My wonderful husband is hyper organized. For every trip he creates a folder with every conceivable piece of necessary information inside: tickets, itineraries, lists of what to pack, lists of medications, lists of lists…you get the point.
I, on the other hand, tend to be a fly by the seat of your pants kind of gal. Hence, the fact that I have no pictures of my favorite adventures, because I forgot to pack the camera. On the bright side, my lack of planning ability has, so far, saved me from showing up on AFV, so I guess I’m doing ok. There is one area, however, where organization has become key: writing.
For anything longer than a short story or flash fiction piece (say, isn’t someone running a contest with 500 word limit? (My Take, June 11, 2012)), most authors need some sort of organizational strategy.
Programs like OneNote™ and Scribner™ allow you to create a file for each project with separate areas for characters, plot ideas, research, timelines, etc. All your information is kept organized, available at the click of a mouse. For me, this means I never feel the need to strangle my web-browser because it has neglected to cache a particularly useful web page. It also helps me remember what color a character’s eyes are, not to mention the technical term for flight feathers.
Other authors I’ve talked to use hard files with hand or type-written notes. Each category has its own folder. This type of system is a bit bulky for me, but those who use it never have to worry about a system crash destroying months of work either.

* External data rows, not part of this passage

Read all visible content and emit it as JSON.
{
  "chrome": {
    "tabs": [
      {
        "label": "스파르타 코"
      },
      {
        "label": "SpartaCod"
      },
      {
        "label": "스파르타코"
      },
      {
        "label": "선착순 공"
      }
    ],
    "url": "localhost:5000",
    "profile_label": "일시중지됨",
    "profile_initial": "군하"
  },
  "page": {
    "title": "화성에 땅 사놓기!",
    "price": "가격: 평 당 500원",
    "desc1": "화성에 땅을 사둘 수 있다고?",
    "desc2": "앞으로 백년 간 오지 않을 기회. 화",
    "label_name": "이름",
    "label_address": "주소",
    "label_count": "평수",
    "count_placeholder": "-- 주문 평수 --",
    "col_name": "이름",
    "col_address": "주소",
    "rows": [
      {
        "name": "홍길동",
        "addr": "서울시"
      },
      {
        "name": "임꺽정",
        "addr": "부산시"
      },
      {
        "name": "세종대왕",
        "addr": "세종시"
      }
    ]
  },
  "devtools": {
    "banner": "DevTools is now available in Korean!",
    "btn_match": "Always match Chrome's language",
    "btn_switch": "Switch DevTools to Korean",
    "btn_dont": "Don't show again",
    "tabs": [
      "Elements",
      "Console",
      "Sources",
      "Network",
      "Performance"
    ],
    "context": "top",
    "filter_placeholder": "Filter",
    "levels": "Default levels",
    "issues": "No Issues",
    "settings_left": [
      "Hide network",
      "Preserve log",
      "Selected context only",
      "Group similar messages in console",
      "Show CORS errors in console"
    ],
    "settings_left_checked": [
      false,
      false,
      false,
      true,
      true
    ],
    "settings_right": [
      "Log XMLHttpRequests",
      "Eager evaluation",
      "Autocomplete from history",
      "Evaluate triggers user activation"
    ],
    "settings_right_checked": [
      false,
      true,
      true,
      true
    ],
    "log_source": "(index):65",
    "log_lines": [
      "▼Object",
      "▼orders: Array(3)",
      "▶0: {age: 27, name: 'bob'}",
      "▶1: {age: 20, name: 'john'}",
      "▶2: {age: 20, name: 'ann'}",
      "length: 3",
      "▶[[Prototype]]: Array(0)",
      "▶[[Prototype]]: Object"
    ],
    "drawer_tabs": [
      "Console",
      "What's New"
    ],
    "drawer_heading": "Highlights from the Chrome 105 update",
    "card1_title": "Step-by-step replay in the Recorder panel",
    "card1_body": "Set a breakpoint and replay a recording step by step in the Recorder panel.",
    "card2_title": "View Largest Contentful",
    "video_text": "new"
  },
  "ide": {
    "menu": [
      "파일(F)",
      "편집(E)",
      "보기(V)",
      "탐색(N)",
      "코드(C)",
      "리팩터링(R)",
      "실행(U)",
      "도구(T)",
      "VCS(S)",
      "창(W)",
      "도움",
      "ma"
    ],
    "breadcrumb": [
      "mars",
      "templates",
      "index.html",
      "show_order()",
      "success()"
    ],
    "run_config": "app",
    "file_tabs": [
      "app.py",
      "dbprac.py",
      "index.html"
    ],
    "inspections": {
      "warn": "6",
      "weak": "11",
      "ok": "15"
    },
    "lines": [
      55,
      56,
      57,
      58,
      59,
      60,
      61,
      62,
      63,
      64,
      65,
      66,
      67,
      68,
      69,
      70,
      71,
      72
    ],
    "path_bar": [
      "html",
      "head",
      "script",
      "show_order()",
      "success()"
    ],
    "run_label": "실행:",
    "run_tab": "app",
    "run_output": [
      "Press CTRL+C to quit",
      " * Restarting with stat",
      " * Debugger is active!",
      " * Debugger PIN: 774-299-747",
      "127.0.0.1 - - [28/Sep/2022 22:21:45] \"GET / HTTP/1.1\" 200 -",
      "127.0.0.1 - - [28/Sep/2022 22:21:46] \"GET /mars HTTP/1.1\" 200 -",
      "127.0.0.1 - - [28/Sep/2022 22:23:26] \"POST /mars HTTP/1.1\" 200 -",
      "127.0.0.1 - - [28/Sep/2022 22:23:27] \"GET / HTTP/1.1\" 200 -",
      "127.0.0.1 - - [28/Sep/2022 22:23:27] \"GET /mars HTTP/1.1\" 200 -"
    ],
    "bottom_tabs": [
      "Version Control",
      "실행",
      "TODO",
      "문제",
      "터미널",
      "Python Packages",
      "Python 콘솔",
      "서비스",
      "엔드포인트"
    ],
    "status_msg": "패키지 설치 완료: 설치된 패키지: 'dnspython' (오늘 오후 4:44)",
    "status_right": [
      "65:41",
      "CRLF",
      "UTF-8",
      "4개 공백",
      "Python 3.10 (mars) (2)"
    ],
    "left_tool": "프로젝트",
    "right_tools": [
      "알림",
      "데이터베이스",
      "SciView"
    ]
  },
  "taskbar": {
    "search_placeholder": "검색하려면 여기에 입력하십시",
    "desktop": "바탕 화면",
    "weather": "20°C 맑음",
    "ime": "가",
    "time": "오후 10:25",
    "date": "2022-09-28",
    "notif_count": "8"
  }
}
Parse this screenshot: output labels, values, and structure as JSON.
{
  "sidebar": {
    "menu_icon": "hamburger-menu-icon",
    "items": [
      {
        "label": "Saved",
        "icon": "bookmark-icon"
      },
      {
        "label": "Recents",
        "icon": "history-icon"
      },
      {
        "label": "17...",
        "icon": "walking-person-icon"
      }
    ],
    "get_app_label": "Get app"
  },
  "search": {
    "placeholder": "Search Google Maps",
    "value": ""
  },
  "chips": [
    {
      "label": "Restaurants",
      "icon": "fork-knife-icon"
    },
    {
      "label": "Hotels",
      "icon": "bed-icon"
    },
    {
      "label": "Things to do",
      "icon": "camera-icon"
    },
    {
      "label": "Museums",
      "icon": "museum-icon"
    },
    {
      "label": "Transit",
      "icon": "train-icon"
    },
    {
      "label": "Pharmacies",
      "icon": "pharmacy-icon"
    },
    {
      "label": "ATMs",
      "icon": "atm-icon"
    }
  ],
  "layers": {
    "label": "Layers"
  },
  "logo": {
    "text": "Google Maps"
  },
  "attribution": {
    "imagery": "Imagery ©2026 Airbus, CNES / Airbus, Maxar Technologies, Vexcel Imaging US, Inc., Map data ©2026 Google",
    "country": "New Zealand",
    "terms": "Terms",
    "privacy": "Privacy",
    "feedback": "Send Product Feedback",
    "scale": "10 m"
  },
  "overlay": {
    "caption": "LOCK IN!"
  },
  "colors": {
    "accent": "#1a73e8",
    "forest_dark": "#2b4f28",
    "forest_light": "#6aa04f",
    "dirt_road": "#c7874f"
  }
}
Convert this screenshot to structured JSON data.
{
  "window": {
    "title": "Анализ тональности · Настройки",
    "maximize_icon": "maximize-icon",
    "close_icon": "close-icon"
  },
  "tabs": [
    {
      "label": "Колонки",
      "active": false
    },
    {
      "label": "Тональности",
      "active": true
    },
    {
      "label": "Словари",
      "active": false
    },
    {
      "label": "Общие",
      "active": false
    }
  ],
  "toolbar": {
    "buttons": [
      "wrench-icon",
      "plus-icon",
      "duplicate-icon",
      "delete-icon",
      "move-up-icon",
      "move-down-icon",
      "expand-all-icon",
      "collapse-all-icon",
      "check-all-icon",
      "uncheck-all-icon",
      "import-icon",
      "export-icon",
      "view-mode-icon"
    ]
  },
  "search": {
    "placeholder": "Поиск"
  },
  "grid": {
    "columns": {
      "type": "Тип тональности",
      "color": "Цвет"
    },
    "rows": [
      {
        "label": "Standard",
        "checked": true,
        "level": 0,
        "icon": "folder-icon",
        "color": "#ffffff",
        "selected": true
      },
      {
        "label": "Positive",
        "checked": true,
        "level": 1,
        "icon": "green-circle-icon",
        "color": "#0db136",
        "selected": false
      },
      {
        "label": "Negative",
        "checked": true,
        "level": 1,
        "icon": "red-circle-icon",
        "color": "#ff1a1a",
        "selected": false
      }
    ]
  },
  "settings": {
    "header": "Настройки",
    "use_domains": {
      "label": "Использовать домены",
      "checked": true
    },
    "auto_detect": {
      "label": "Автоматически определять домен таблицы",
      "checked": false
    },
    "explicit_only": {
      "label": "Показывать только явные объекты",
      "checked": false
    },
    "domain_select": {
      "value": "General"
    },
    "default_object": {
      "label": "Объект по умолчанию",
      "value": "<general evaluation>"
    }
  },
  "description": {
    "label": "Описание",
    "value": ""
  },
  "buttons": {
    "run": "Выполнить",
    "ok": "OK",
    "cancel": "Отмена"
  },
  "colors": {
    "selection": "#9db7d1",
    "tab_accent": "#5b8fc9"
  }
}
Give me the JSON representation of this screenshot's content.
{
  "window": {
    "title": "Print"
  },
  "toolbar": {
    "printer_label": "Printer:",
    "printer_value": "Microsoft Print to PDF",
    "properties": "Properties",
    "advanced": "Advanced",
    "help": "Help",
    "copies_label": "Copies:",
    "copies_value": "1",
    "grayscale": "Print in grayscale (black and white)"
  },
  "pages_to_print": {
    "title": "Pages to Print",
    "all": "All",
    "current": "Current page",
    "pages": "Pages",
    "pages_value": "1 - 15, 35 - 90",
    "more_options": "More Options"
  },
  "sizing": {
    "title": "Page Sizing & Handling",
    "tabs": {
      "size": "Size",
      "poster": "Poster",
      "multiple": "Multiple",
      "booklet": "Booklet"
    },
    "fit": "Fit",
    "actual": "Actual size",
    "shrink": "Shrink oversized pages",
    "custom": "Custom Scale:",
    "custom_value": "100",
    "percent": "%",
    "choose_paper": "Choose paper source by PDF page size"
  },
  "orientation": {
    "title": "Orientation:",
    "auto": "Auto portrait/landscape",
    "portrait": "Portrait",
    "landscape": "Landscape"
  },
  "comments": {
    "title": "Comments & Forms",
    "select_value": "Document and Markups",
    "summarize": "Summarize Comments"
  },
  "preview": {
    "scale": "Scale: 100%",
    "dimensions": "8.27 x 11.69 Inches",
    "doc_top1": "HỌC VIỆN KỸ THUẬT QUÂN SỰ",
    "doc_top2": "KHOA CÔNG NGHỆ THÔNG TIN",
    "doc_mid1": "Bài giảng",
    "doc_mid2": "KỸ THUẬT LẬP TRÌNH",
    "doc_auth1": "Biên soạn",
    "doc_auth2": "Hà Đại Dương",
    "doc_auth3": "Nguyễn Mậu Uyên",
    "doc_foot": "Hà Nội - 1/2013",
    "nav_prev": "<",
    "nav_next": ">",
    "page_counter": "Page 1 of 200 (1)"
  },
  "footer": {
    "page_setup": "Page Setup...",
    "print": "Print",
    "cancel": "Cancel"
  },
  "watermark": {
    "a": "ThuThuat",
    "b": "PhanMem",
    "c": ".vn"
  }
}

It doesn’t matter what system you use, really, but writing a novel is an extensive, intensive process. For some manuscripts, the time spent researching rivals the time spent writing. Without an organizational method, you may find yourself at 2:00 am hunting for (and cursing) the elusive detail that makes the final denouement possible. The best books involve an enormous number of details which are easily forgotten or misremembered, even by the author. And it would be really sad if your heroine had to undergo radical eye surgery half way through the story to change her brown eyes to blue. Or something.